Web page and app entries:

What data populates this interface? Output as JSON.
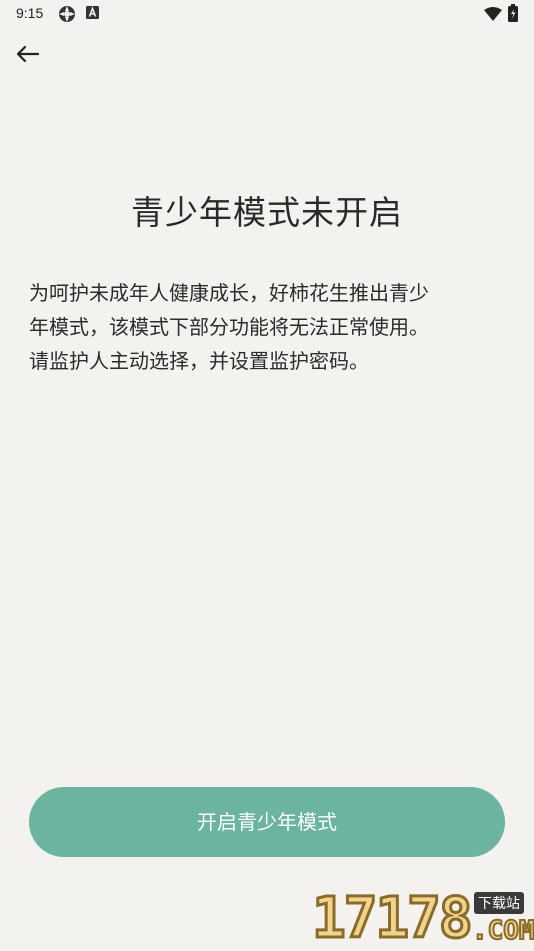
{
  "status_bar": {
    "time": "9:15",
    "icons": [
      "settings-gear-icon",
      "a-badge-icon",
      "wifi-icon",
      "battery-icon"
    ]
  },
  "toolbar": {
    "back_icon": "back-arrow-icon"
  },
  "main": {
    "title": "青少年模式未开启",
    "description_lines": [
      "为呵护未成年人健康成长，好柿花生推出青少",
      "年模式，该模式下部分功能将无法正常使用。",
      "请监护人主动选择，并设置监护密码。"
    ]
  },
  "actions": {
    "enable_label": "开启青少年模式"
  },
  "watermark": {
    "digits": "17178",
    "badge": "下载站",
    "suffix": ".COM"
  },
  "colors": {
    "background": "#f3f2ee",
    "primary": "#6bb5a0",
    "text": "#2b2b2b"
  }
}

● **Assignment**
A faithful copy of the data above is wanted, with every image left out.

● **Result of this task**
What data populates this interface? Output as JSON.
{
  "status_bar": {
    "time": "9:15",
    "icons": [
      "settings-gear-icon",
      "a-badge-icon",
      "wifi-icon",
      "battery-icon"
    ]
  },
  "toolbar": {
    "back_icon": "back-arrow-icon"
  },
  "main": {
    "title": "青少年模式未开启",
    "description_lines": [
      "为呵护未成年人健康成长，好柿花生推出青少",
      "年模式，该模式下部分功能将无法正常使用。",
      "请监护人主动选择，并设置监护密码。"
    ]
  },
  "actions": {
    "enable_label": "开启青少年模式"
  },
  "watermark": {
    "digits": "17178",
    "badge": "下载站",
    "suffix": ".COM"
  },
  "colors": {
    "background": "#f3f2ee",
    "primary": "#6bb5a0",
    "text": "#2b2b2b"
  }
}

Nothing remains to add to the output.